constantly. Stir in broth, potatoes, sausage, carrot, salt and bay leaf;
bring to a boil. Cover and reduce heat and simmer about 15 minutes or
until potatoes are tender. Stir in kale and basil. Cover and simmer
10 minutes or until kale is tender. Discard bay leaf. Partially mash
potatoes with a potato masher until thick and chunky. Ladle into bowls
and top with cheese (1 1/2 tbsp. per bowl).
Makes about 6 servings (1 1/2 C each)
Hoisin roasted green beans
from “Fresh Every Day” by Sara Foster, modified only slightly!
(found recipe in SJ Mercury News)
1/3 C hoisin sauce
Juice of 1 orange
2 tbsp. soy sauce
2 tbsp. olive oil
1 ½ lbs. green beans, trimmed
Salt and pepper to taste
2 tbsp. chopped fresh chives or parsley [or cilantro! It’s in

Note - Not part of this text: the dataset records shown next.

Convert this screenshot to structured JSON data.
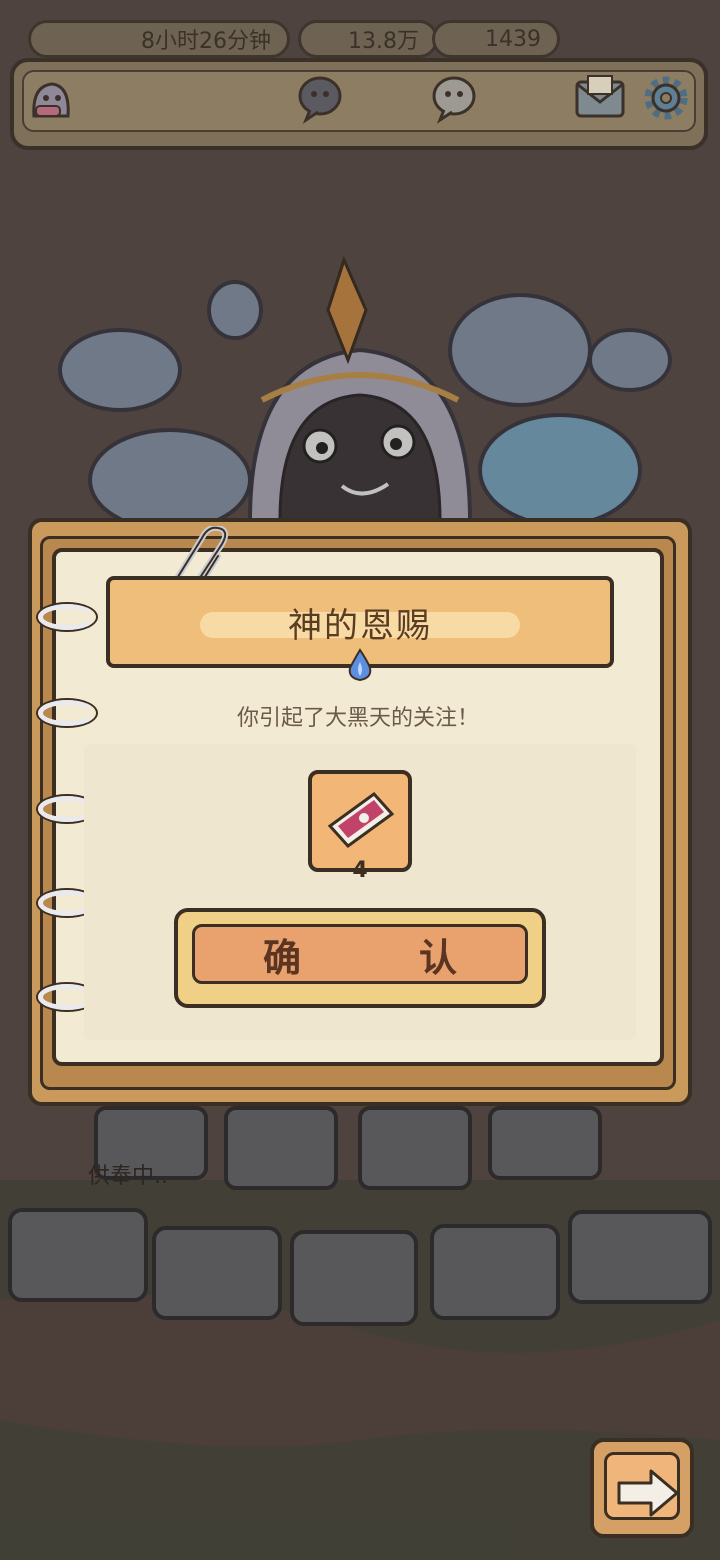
{
  "status_bar": {
    "timer": "8小时26分钟",
    "currency_1": "13.8万",
    "currency_2": "1439"
  },
  "dialog": {
    "title": "神的恩赐",
    "message": "你引起了大黑天的关注！",
    "reward": {
      "icon": "ticket-icon",
      "count": "4"
    },
    "confirm_label": "确　认"
  },
  "scene": {
    "offering_status": "供奉中.."
  },
  "colors": {
    "panel_wood": "#c99a5c",
    "paper": "#f3ead4",
    "title_plate": "#efbe7b",
    "confirm": "#e9a26e",
    "outline": "#3b2e22"
  }
}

the box this week – Debbie]
1 tbsp. sesame seeds, lightly toasted
Preheat oven to 400 degrees.
Stir hoisin sauce, orange juice, soy sauce and olive oil together in
a large bowl. Add green beans, toss to coat, and season with salt and
pepper (hoisin and soy sauces are very salty, so be careful not to over-salt).
Spread beans in an even layer on a baking sheet with sides and roast
for 15 to 20 minutes, until they are soft and slightly shriveled. Sprinkle
beans with chives [parsley, or cilantro] and toss gently. Transfer to
a serving dish, drizzle with pan juices, and sprinkle with the sesame
seeds. Serve warm or at room temperature.
sent in by member Heather Zimmerman
3 tbsp. mayonnaise
1 tbsp. red wine vinegar
pinch of sugar
salt and pepper, to taste
3 tbsp. sweet onion, finely chopped
3 C broccoli florets, chopped
Combine all ingredients in a bowl and let sit 10 or more minutes
for flavors to blend. Serve cold or room temp.
And as Heather says, "good for a hot day -- no cooking involved!"
for a link to a comprehensive listing of recipes from Live Earth Farm's
newsletters going back as far as our 1998 season! You can search for recipes
by key ingredient. Recipe site is updated weekly during the season.